The SAT exam evaluates your skill to use the words in context, combine phrases and sentences, and express your ideas. It checks your spelling, grammar, and punctuation. The math questions assess how well you can analyze the given data and present solutions to problems. The SAT score is between 400 and 1600, with the 1215 points being a good result (possessed by the 75 percentile).
You can attempt SAT up to seven times a year, but usually, school students take it twice. You already know the results two to four weeks after the test date. Luckily, there are colleges that accept the best SAT result among several submitted ones.
Though there is a myth that prestigious colleges prefer ACT to SAT, colleges, and universities officially confirm there is no preference. The ACT comprises four parts: English, reading, math, and science. The length of the exam is approximately three hours. Writing exam is optional and requires additional forty minutes. The maximal score is 36 points, while the average score equals 21.
The ACT checks your grammar, punctuation, and usage skills, along with how you structure sentences and their style. Science and math parts test some algebra, geometry, trigonometry knowledge, analysis, evaluation, reasoning, and problem-solving patterns.
The ACT is also attempted on paper; its results are ready within 10-14 days, though ATC states it may require up to eight weeks.

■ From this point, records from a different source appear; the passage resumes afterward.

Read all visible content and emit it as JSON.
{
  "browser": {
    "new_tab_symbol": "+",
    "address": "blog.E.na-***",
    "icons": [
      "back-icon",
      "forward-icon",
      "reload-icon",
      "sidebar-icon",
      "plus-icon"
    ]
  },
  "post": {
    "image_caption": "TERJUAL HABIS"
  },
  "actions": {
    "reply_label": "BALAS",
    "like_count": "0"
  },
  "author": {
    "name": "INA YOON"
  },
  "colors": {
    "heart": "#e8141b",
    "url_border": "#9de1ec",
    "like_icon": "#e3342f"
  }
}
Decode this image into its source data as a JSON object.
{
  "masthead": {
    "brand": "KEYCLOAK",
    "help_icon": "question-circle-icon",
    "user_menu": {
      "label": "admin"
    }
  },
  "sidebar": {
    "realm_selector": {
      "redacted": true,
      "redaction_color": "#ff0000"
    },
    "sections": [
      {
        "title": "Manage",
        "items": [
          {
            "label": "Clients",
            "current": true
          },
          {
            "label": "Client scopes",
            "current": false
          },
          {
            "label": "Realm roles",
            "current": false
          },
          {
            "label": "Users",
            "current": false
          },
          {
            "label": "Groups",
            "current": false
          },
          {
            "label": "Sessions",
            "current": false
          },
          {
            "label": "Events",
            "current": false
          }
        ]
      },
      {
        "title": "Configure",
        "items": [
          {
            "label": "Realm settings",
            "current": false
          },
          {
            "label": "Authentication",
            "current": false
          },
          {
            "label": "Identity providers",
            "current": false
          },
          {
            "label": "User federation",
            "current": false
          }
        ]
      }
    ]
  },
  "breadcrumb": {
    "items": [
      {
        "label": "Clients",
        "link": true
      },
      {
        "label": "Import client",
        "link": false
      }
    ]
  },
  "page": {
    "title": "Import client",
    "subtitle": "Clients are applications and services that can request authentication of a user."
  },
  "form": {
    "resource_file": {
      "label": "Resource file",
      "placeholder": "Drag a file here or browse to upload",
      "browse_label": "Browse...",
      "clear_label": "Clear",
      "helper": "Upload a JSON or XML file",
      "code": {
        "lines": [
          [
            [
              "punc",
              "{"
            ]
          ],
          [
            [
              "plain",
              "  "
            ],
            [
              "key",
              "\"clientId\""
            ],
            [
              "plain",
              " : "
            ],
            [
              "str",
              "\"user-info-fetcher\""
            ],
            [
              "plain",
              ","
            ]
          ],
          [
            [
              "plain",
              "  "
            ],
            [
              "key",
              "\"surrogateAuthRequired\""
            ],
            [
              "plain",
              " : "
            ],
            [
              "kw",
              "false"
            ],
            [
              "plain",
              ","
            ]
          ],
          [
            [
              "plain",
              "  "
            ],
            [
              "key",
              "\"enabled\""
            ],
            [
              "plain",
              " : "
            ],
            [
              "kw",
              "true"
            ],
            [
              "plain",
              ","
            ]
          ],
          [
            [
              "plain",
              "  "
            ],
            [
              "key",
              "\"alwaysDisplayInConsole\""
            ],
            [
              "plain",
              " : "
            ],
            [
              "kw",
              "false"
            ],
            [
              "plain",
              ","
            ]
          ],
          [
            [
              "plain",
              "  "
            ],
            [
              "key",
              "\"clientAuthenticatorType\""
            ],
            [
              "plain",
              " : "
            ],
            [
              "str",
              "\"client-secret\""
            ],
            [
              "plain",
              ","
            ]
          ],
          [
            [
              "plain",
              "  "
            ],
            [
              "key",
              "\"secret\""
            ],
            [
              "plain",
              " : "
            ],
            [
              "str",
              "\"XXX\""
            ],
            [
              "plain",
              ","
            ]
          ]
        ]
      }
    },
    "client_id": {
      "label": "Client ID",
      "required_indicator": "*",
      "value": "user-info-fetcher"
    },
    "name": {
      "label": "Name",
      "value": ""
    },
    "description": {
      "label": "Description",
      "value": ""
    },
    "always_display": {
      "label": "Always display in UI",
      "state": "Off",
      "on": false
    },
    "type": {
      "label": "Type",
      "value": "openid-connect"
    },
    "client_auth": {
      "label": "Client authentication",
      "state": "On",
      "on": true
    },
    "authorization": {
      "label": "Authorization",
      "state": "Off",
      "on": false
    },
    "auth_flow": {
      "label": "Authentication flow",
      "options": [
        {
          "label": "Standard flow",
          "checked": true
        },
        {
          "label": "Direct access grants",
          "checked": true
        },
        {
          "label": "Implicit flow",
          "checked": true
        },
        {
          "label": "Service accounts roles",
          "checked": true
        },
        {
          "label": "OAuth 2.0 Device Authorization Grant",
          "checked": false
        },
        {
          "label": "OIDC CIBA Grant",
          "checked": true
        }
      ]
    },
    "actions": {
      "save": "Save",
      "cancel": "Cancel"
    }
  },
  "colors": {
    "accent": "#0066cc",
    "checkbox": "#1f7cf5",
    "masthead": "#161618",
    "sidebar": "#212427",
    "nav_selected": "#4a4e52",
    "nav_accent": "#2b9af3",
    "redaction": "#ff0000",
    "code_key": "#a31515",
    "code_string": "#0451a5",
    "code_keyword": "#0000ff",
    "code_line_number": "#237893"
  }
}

The good ACT score (with 75 percentile) is equal to 24; however, the passing number differs from college to college.
What to Consider Before Involving Into the Combined Medical Program
- Stress less. Smooth examination and application processes will give you more time to focus on your studies and worry less. And, avoiding the challenging MCAT and understanding that you are accepted will let you stay optimistic.
- Stick to your plan. Commitment to your goals starts from the very first year of your undergraduate study. The path is designed to become an MD and dedicate most of your efforts to your life goal.
- Benefit from stability. Going to the same school for so many years will let you become a part of the professional community, get to know facilities and professors. Such stability lets you concentrate entirely on the studying process, enjoy the availability of various resources.
- Help real patients. Some programs allow volunteering in the hospital and assisting (or observing) doctors at work. This could be a great opportunity for you to see how it all works in reality and gain valuable experience.
- Pay less. If you successfully opt for the accelerated program, you will pay for fewer semesters. In addition, you can save on application to several medical schools once you chose the combined program.
Something to Consider
- Eight years at one place. Once you commit to the medical combined program, you will go this path during the next six to eight years. This is quite a long term, during which you may want to change your direction. However, if you decide to change the college, you may need to cover several courses, which may result in additional time required.
- Deposit paid. You will have to pay the advance deposit to the contract when you are approved for the early application. And you will have to do that even before you get the financial aid (once needed). So, in case you decide to move to another university or college, you will lose the funds.
- No curriculum flexibility. Since your plan is agreed upon, you may not participate in various opportunities, like studying abroad, for example. In comparison, your friends may successfully use these options.
- Busy summers. The accelerated programs assume you have to study more, even in summer. This means you may miss common vacations with your friends or finding working gigs to get some cash.
In the end, skipping the MCAT exam does not mean you will miss some skills. It is just an alternative way to get them. Your competency will grow as long as you study hard and practice thoroughly, and you will earn your medical degree deservedly.